> Material provided:
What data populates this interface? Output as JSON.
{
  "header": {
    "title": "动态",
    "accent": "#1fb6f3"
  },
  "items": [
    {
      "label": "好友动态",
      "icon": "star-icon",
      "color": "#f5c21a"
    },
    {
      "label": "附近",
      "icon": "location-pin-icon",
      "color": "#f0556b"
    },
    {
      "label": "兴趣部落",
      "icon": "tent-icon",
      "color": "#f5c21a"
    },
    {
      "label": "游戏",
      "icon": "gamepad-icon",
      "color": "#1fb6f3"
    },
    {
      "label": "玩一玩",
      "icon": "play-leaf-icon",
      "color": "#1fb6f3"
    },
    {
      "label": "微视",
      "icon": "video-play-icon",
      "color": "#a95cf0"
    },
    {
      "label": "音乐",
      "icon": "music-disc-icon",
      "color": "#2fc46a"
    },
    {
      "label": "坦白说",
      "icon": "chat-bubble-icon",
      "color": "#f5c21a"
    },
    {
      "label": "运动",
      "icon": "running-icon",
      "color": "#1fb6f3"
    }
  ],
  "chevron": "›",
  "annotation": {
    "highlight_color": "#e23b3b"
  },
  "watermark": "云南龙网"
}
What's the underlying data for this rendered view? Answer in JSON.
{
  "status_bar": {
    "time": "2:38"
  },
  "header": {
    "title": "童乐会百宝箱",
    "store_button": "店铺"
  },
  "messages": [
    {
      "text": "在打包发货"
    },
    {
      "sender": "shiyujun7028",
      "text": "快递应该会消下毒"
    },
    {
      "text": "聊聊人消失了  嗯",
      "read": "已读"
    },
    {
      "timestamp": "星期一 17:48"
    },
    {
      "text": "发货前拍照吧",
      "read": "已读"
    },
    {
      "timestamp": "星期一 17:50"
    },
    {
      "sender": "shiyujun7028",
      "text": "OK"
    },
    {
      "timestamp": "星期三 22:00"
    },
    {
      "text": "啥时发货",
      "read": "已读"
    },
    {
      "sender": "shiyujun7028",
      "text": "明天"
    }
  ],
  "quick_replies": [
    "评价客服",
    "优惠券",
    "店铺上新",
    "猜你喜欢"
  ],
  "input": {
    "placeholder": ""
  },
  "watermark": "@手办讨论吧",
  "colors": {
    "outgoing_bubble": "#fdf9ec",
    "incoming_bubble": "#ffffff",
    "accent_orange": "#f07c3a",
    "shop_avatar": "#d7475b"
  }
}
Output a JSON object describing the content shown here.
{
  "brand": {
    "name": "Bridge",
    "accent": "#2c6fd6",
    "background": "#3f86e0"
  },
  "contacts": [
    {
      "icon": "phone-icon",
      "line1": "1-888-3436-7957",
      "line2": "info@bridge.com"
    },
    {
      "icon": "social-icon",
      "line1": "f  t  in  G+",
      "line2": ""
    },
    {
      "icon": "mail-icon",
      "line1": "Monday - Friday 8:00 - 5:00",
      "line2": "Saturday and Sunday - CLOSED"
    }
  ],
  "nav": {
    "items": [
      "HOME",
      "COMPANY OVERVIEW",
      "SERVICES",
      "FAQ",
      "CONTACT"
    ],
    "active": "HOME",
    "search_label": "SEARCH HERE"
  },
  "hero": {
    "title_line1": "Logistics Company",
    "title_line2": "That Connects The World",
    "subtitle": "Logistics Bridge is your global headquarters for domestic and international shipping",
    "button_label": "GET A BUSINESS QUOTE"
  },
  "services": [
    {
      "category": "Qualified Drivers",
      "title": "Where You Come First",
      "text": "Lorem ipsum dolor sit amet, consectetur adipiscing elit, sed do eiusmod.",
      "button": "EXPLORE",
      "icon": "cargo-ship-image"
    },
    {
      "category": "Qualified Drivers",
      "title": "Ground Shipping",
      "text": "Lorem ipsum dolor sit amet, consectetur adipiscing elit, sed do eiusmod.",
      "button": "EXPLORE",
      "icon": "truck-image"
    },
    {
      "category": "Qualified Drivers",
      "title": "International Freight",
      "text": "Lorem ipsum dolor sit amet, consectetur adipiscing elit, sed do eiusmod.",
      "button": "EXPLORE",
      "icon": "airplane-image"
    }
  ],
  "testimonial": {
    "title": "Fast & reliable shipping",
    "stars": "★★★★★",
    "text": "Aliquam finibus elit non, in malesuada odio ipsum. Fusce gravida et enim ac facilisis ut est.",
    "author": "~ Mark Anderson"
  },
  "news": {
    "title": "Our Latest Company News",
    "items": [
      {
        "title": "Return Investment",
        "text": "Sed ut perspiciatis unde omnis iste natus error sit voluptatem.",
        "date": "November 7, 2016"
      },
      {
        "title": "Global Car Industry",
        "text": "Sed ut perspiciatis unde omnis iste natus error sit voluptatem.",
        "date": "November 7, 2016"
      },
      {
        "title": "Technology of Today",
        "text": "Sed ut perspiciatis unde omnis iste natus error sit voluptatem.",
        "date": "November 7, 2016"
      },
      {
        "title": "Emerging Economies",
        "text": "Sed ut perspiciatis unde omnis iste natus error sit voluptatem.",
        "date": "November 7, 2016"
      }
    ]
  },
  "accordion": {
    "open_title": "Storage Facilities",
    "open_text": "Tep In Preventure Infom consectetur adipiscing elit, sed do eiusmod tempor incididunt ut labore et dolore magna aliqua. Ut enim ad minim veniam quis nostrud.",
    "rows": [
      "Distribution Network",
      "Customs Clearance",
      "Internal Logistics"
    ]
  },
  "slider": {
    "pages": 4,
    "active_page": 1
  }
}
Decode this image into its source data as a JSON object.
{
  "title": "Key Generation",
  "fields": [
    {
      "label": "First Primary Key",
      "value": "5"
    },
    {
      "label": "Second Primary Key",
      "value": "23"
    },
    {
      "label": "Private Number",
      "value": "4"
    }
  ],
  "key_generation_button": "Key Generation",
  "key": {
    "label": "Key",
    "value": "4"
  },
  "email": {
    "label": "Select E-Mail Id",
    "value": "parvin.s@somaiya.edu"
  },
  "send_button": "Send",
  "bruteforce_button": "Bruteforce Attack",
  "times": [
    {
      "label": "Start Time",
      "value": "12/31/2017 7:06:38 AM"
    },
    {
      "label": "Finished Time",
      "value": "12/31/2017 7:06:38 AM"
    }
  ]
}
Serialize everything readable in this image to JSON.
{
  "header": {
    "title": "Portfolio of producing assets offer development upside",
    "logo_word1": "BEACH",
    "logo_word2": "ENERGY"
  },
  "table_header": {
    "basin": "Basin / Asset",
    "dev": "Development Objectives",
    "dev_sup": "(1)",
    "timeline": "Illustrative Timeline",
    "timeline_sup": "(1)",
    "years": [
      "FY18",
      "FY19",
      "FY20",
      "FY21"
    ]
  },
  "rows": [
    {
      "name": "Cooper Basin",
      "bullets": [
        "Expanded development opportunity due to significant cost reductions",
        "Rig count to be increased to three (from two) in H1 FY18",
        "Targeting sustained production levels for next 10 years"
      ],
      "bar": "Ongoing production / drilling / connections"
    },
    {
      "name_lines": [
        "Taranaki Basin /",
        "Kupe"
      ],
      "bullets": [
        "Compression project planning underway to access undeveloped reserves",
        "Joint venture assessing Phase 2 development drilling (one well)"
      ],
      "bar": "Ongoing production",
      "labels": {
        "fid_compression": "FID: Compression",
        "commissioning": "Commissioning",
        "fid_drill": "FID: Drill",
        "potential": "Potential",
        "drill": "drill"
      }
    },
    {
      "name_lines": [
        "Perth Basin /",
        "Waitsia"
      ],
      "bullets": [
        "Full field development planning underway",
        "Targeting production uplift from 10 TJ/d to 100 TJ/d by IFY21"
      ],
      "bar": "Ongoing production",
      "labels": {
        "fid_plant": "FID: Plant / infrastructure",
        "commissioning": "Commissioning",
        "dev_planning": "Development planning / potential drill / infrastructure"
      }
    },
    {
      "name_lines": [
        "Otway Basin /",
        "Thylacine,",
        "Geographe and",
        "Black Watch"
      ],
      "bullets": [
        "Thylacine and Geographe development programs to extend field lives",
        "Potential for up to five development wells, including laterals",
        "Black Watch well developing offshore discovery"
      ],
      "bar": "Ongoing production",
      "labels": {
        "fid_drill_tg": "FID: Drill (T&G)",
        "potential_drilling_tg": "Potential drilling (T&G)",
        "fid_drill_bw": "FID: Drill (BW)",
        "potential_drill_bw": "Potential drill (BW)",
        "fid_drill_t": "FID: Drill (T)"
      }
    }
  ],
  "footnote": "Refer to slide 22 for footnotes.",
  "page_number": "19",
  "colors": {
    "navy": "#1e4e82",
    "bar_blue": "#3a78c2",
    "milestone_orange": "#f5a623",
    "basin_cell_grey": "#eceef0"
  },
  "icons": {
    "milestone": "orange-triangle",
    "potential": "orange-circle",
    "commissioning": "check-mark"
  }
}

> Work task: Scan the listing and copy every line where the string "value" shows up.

> Expected answer:
      "value": "5"
      "value": "23"
      "value": "4"
    "value": "4"
    "value": "parvin.s@somaiya.edu"
      "value": "12/31/2017 7:06:38 AM"
      "value": "12/31/2017 7:06:38 AM"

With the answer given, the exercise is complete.